RECORDS FOR THE TASK Start Marker
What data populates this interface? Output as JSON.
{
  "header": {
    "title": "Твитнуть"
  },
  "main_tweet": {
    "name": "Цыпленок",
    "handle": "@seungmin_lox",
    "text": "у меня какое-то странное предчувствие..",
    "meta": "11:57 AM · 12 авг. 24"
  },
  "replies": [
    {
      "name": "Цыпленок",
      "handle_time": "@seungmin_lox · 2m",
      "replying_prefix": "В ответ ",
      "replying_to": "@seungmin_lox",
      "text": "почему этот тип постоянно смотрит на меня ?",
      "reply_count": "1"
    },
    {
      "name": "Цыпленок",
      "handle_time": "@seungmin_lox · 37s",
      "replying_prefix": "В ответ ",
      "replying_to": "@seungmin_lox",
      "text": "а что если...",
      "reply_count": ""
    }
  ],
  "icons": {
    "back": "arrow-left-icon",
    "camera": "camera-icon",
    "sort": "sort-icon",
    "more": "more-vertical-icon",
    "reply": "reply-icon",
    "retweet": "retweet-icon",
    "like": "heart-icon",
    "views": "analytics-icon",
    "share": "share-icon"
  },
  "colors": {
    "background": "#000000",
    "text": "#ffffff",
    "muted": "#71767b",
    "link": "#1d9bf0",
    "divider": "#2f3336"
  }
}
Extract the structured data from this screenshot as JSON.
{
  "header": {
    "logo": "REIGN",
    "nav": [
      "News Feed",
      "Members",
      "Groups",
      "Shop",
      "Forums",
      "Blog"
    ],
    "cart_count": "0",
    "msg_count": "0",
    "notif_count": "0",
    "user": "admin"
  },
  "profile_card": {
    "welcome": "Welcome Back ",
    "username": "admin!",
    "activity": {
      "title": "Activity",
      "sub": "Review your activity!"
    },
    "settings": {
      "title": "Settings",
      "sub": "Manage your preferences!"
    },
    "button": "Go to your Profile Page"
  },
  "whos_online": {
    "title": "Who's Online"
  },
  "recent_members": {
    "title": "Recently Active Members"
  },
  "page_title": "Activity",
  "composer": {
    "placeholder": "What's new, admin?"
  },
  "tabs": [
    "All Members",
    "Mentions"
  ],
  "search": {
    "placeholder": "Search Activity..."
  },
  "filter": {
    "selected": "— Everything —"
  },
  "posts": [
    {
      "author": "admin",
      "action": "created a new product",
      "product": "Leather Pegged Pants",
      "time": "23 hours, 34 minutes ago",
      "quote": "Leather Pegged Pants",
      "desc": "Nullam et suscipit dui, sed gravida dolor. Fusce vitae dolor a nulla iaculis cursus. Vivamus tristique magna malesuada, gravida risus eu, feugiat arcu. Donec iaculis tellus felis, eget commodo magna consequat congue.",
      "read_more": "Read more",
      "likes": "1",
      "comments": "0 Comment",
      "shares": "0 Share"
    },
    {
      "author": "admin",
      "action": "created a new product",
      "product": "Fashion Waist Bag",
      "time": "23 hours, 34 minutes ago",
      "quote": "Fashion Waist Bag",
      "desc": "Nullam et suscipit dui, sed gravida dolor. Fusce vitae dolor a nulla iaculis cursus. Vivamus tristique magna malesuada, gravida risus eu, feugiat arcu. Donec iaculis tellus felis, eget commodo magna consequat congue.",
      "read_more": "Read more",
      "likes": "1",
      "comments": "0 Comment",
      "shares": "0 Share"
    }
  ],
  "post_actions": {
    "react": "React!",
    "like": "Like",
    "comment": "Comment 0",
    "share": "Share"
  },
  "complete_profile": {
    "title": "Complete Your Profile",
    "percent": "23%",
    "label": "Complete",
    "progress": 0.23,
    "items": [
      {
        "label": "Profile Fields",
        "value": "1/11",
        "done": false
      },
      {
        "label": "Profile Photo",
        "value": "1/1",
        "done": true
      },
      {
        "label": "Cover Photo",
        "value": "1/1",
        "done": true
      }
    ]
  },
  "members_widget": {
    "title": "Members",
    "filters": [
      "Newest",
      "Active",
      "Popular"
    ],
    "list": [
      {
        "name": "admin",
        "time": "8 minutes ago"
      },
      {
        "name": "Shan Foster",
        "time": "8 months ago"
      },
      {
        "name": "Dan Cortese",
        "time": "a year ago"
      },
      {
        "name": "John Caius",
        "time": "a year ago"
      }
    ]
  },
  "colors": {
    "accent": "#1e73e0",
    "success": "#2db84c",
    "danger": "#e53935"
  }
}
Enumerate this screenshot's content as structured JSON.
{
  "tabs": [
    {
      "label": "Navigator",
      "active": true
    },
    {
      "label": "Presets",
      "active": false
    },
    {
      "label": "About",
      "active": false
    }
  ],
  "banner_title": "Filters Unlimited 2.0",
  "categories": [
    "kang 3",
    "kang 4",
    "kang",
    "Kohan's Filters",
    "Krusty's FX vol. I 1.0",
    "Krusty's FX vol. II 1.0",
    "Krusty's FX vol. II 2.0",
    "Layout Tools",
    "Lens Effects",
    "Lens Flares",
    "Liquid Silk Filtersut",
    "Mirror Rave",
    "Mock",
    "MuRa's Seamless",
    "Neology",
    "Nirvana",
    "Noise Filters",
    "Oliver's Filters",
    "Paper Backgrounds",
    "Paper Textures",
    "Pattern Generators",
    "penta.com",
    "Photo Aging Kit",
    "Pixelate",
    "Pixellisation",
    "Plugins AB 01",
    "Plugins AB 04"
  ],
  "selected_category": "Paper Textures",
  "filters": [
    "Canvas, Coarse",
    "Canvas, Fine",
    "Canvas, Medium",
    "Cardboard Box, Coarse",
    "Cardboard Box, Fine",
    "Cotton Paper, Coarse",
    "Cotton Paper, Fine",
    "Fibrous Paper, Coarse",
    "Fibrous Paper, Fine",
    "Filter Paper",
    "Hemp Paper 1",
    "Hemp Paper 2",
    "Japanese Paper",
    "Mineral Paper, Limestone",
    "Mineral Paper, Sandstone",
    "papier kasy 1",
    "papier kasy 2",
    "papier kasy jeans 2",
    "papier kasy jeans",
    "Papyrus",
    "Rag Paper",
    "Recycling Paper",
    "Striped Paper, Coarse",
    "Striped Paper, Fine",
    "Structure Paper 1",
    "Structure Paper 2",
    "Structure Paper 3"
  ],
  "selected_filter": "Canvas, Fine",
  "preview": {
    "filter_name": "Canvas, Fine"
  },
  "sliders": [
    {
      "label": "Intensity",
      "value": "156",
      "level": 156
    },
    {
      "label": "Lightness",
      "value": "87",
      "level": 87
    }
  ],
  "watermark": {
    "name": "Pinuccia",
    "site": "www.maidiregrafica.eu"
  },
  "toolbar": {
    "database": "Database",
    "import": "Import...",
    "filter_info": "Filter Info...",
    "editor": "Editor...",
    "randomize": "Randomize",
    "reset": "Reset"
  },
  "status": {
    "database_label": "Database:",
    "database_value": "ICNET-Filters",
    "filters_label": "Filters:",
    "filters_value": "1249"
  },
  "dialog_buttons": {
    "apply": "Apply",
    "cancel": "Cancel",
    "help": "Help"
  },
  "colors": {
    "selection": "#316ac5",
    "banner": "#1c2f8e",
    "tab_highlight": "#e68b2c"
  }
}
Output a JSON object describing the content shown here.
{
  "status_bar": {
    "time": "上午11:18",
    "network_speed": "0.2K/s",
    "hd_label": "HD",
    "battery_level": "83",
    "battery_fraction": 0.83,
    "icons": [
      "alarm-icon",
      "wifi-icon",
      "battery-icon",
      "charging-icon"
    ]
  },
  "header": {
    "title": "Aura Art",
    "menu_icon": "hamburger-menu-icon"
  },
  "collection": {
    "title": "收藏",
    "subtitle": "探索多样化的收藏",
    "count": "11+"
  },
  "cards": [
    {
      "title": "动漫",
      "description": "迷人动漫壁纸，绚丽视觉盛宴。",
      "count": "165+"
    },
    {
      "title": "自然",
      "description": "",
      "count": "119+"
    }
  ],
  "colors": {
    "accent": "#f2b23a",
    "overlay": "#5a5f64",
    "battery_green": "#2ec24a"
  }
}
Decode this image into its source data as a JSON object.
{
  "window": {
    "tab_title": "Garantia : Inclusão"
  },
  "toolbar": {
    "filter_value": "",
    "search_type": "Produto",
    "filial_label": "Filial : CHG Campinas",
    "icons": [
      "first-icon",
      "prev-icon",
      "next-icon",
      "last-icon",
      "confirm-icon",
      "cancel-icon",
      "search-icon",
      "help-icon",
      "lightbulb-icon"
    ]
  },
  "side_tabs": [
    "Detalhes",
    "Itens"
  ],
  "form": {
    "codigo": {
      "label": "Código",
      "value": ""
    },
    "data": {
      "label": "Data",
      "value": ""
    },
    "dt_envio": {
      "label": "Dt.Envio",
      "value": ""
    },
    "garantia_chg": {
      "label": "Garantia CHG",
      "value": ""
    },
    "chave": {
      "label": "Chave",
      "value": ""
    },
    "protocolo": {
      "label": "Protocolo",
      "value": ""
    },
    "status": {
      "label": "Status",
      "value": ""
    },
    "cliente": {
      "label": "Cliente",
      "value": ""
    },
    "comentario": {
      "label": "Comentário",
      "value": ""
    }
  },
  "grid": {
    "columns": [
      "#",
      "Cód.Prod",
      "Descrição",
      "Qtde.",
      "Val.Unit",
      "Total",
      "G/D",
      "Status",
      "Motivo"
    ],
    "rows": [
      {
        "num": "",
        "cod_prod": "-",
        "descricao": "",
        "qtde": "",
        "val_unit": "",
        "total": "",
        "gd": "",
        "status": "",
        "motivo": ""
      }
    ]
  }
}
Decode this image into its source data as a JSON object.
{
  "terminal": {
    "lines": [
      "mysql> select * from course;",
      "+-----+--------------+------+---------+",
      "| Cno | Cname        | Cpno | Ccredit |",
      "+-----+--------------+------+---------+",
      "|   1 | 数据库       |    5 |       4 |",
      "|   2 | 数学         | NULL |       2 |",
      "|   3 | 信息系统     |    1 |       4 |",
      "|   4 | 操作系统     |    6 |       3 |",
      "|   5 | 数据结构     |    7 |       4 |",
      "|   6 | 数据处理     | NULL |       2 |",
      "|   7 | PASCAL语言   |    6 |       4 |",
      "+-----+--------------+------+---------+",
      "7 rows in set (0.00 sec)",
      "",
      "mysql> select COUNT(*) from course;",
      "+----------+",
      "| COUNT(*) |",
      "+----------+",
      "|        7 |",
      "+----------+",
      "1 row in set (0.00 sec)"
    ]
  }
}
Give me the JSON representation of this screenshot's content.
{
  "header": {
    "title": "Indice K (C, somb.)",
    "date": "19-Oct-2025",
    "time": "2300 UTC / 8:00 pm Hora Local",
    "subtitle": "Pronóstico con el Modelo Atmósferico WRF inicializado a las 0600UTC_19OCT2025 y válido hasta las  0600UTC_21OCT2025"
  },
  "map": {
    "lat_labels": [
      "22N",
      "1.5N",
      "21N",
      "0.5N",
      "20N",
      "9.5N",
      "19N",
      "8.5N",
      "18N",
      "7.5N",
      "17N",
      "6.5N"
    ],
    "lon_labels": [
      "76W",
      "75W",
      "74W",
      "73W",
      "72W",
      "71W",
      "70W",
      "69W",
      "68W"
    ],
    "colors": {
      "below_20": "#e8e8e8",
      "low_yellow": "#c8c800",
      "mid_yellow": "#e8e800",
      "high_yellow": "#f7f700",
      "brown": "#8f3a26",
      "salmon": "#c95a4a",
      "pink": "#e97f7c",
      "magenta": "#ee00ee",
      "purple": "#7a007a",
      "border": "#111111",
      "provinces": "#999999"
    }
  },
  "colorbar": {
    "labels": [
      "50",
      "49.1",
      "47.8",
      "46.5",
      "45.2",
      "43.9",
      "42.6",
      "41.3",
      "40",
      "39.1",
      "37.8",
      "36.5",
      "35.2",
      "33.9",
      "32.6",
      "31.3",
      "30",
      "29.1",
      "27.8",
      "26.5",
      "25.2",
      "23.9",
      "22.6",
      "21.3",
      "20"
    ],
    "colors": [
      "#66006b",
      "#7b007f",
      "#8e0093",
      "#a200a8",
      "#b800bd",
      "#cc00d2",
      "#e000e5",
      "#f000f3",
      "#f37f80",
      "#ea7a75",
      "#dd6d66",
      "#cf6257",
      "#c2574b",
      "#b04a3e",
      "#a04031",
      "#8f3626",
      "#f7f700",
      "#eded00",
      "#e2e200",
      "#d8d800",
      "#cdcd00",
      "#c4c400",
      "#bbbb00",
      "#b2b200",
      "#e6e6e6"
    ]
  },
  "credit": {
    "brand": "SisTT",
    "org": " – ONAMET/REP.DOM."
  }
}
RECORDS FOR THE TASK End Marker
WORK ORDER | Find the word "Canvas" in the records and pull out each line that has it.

ANSWER TO THE PROBLEM |
    "Canvas, Coarse",
    "Canvas, Fine",
    "Canvas, Medium",
  "selected_filter": "Canvas, Fine",
    "filter_name": "Canvas, Fine"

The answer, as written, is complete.